- _INFORMATION_
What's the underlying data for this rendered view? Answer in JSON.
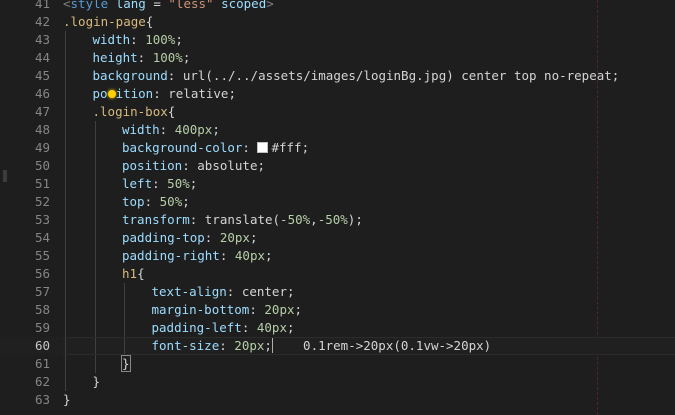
{
  "editor": {
    "guide_columns": [
      1,
      2,
      3
    ],
    "current_line": "60",
    "lines": [
      {
        "num": "41",
        "indent": 0,
        "tokens": [
          {
            "t": "punc",
            "v": "<"
          },
          {
            "t": "tag",
            "v": "style"
          },
          {
            "t": "text",
            "v": " "
          },
          {
            "t": "attr",
            "v": "lang"
          },
          {
            "t": "text",
            "v": " = "
          },
          {
            "t": "str",
            "v": "\"less\""
          },
          {
            "t": "text",
            "v": " "
          },
          {
            "t": "attr",
            "v": "scoped"
          },
          {
            "t": "punc",
            "v": ">"
          }
        ]
      },
      {
        "num": "42",
        "indent": 0,
        "tokens": [
          {
            "t": "sel",
            "v": ".login-page"
          },
          {
            "t": "brace",
            "v": "{"
          }
        ]
      },
      {
        "num": "43",
        "indent": 1,
        "tokens": [
          {
            "t": "prop",
            "v": "width"
          },
          {
            "t": "text",
            "v": ": "
          },
          {
            "t": "num",
            "v": "100%"
          },
          {
            "t": "text",
            "v": ";"
          }
        ]
      },
      {
        "num": "44",
        "indent": 1,
        "tokens": [
          {
            "t": "prop",
            "v": "height"
          },
          {
            "t": "text",
            "v": ": "
          },
          {
            "t": "num",
            "v": "100%"
          },
          {
            "t": "text",
            "v": ";"
          }
        ]
      },
      {
        "num": "45",
        "indent": 1,
        "tokens": [
          {
            "t": "prop",
            "v": "background"
          },
          {
            "t": "text",
            "v": ": url(../../assets/images/loginBg.jpg) center top no-repeat;"
          }
        ]
      },
      {
        "num": "46",
        "indent": 1,
        "tokens": [
          {
            "t": "prop",
            "v": "po"
          },
          {
            "t": "dot",
            "v": ""
          },
          {
            "t": "prop",
            "v": "ition"
          },
          {
            "t": "text",
            "v": ": relative;"
          }
        ]
      },
      {
        "num": "47",
        "indent": 1,
        "tokens": [
          {
            "t": "sel",
            "v": ".login-box"
          },
          {
            "t": "brace",
            "v": "{"
          }
        ]
      },
      {
        "num": "48",
        "indent": 2,
        "tokens": [
          {
            "t": "prop",
            "v": "width"
          },
          {
            "t": "text",
            "v": ": "
          },
          {
            "t": "num",
            "v": "400px"
          },
          {
            "t": "text",
            "v": ";"
          }
        ]
      },
      {
        "num": "49",
        "indent": 2,
        "tokens": [
          {
            "t": "prop",
            "v": "background-color"
          },
          {
            "t": "text",
            "v": ": "
          },
          {
            "t": "swatch",
            "v": "",
            "color": "#ffffff"
          },
          {
            "t": "text",
            "v": "#fff;"
          }
        ]
      },
      {
        "num": "50",
        "indent": 2,
        "tokens": [
          {
            "t": "prop",
            "v": "position"
          },
          {
            "t": "text",
            "v": ": absolute;"
          }
        ]
      },
      {
        "num": "51",
        "indent": 2,
        "tokens": [
          {
            "t": "prop",
            "v": "left"
          },
          {
            "t": "text",
            "v": ": "
          },
          {
            "t": "num",
            "v": "50%"
          },
          {
            "t": "text",
            "v": ";"
          }
        ]
      },
      {
        "num": "52",
        "indent": 2,
        "tokens": [
          {
            "t": "prop",
            "v": "top"
          },
          {
            "t": "text",
            "v": ": "
          },
          {
            "t": "num",
            "v": "50%"
          },
          {
            "t": "text",
            "v": ";"
          }
        ]
      },
      {
        "num": "53",
        "indent": 2,
        "tokens": [
          {
            "t": "prop",
            "v": "transform"
          },
          {
            "t": "text",
            "v": ": translate("
          },
          {
            "t": "num",
            "v": "-50%"
          },
          {
            "t": "text",
            "v": ","
          },
          {
            "t": "num",
            "v": "-50%"
          },
          {
            "t": "text",
            "v": ");"
          }
        ]
      },
      {
        "num": "54",
        "indent": 2,
        "tokens": [
          {
            "t": "prop",
            "v": "padding-top"
          },
          {
            "t": "text",
            "v": ": "
          },
          {
            "t": "num",
            "v": "20px"
          },
          {
            "t": "text",
            "v": ";"
          }
        ]
      },
      {
        "num": "55",
        "indent": 2,
        "tokens": [
          {
            "t": "prop",
            "v": "padding-right"
          },
          {
            "t": "text",
            "v": ": "
          },
          {
            "t": "num",
            "v": "40px"
          },
          {
            "t": "text",
            "v": ";"
          }
        ]
      },
      {
        "num": "56",
        "indent": 2,
        "tokens": [
          {
            "t": "sel",
            "v": "h1"
          },
          {
            "t": "brace",
            "v": "{"
          }
        ]
      },
      {
        "num": "57",
        "indent": 3,
        "tokens": [
          {
            "t": "prop",
            "v": "text-align"
          },
          {
            "t": "text",
            "v": ": center;"
          }
        ]
      },
      {
        "num": "58",
        "indent": 3,
        "tokens": [
          {
            "t": "prop",
            "v": "margin-bottom"
          },
          {
            "t": "text",
            "v": ": "
          },
          {
            "t": "num",
            "v": "20px"
          },
          {
            "t": "text",
            "v": ";"
          }
        ]
      },
      {
        "num": "59",
        "indent": 3,
        "tokens": [
          {
            "t": "prop",
            "v": "padding-left"
          },
          {
            "t": "text",
            "v": ": "
          },
          {
            "t": "num",
            "v": "40px"
          },
          {
            "t": "text",
            "v": ";"
          }
        ]
      },
      {
        "num": "60",
        "indent": 3,
        "tokens": [
          {
            "t": "prop",
            "v": "font-size"
          },
          {
            "t": "text",
            "v": ": "
          },
          {
            "t": "num",
            "v": "20px"
          },
          {
            "t": "text",
            "v": ";"
          },
          {
            "t": "cursor",
            "v": ""
          },
          {
            "t": "hint",
            "v": "    0.1rem->20px(0.1vw->20px)"
          }
        ]
      },
      {
        "num": "61",
        "indent": 2,
        "tokens": [
          {
            "t": "brace_match",
            "v": "}"
          }
        ]
      },
      {
        "num": "62",
        "indent": 1,
        "tokens": [
          {
            "t": "brace",
            "v": "}"
          }
        ]
      },
      {
        "num": "63",
        "indent": 0,
        "tokens": [
          {
            "t": "brace",
            "v": "}"
          }
        ]
      }
    ]
  }
}
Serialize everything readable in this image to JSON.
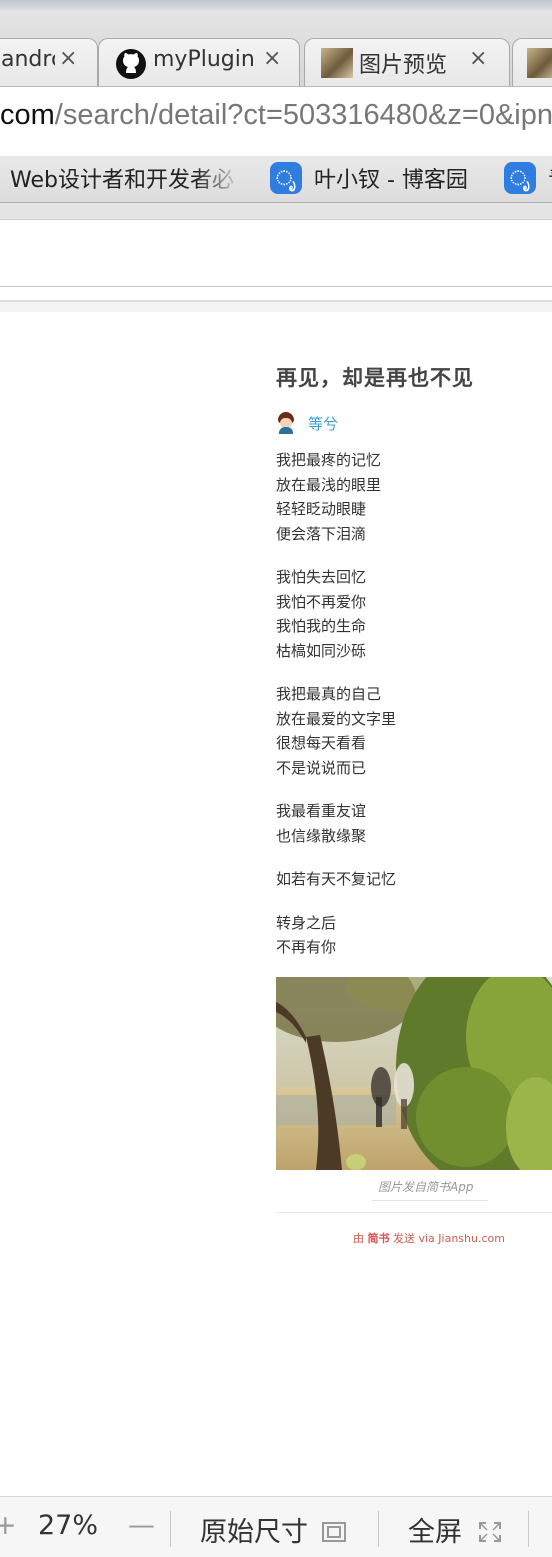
{
  "browser": {
    "tabs": [
      {
        "title": "andrc",
        "icon": "none"
      },
      {
        "title": "myPlugin/",
        "icon": "github-icon"
      },
      {
        "title": "图片预览",
        "icon": "photo-thumbnail-icon"
      }
    ],
    "close_glyph": "×",
    "address": {
      "host": "com",
      "path": "/search/detail?ct=503316480&z=0&ipn"
    },
    "bookmarks": [
      {
        "label": "Web设计者和开发者必"
      },
      {
        "label": "叶小钗 - 博客园",
        "icon": "cnblogs-icon"
      },
      {
        "label": "青",
        "icon": "cnblogs-icon"
      }
    ],
    "bookmark_icon_glyph": "ೃ"
  },
  "article": {
    "title": "再见，却是再也不见",
    "author": "等兮",
    "stanzas": [
      [
        "我把最疼的记忆",
        "放在最浅的眼里",
        "轻轻眨动眼睫",
        "便会落下泪滴"
      ],
      [
        "我怕失去回忆",
        "我怕不再爱你",
        "我怕我的生命",
        "枯槁如同沙砾"
      ],
      [
        "我把最真的自己",
        "放在最爱的文字里",
        "很想每天看看",
        "不是说说而已"
      ],
      [
        "我最看重友谊",
        "也信缘散缘聚"
      ],
      [
        "如若有天不复记忆"
      ],
      [
        "转身之后",
        "不再有你"
      ]
    ],
    "photo_caption": "图片发自简书App",
    "sent_from": {
      "prefix": "由 ",
      "brand": "简书",
      "suffix": " 发送 via Jianshu.com"
    }
  },
  "viewer_toolbar": {
    "zoom_in": "+",
    "zoom_level": "27%",
    "zoom_out": "—",
    "original_size": "原始尺寸",
    "fullscreen": "全屏"
  }
}
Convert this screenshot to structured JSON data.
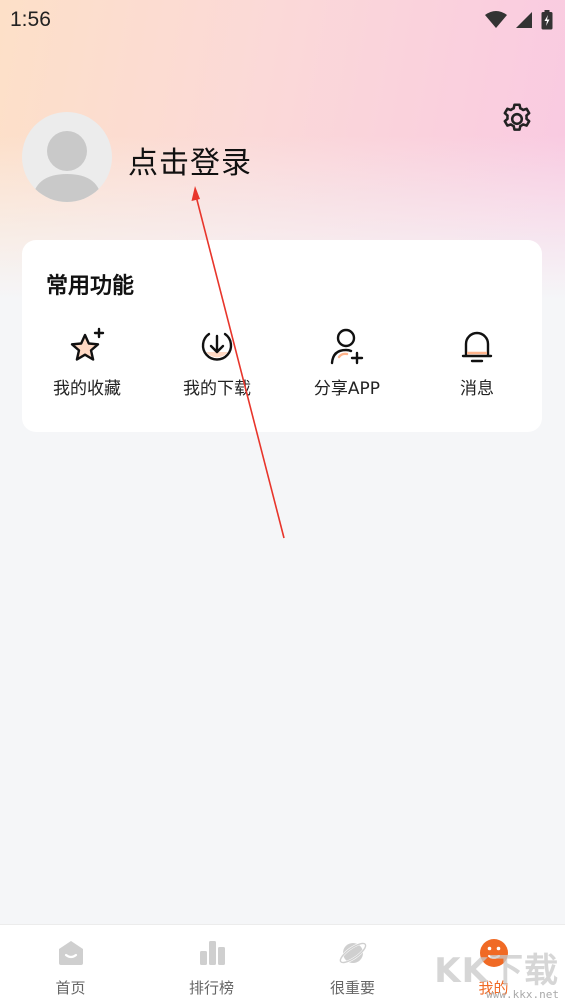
{
  "status_bar": {
    "time": "1:56"
  },
  "profile": {
    "login_text": "点击登录"
  },
  "common_functions": {
    "title": "常用功能",
    "items": [
      {
        "label": "我的收藏",
        "icon": "star-icon"
      },
      {
        "label": "我的下载",
        "icon": "download-icon"
      },
      {
        "label": "分享APP",
        "icon": "add-user-icon"
      },
      {
        "label": "消息",
        "icon": "bell-icon"
      }
    ]
  },
  "tabbar": {
    "items": [
      {
        "label": "首页",
        "icon": "home-icon"
      },
      {
        "label": "排行榜",
        "icon": "ranking-icon"
      },
      {
        "label": "很重要",
        "icon": "planet-icon"
      },
      {
        "label": "我的",
        "icon": "profile-face-icon",
        "active": true
      }
    ]
  },
  "watermark": {
    "text": "KK下载",
    "url": "www.kkx.net"
  },
  "colors": {
    "accent": "#f06a25",
    "background": "#f5f6f8",
    "annotation": "#e8352b"
  }
}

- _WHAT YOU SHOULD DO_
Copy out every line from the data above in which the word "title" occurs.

- _EXERCISE OUTPUT_
        "title": "andrc",
        "title": "myPlugin/",
        "title": "图片预览",
    "title": "再见，却是再也不见",
    "title": "常用功能",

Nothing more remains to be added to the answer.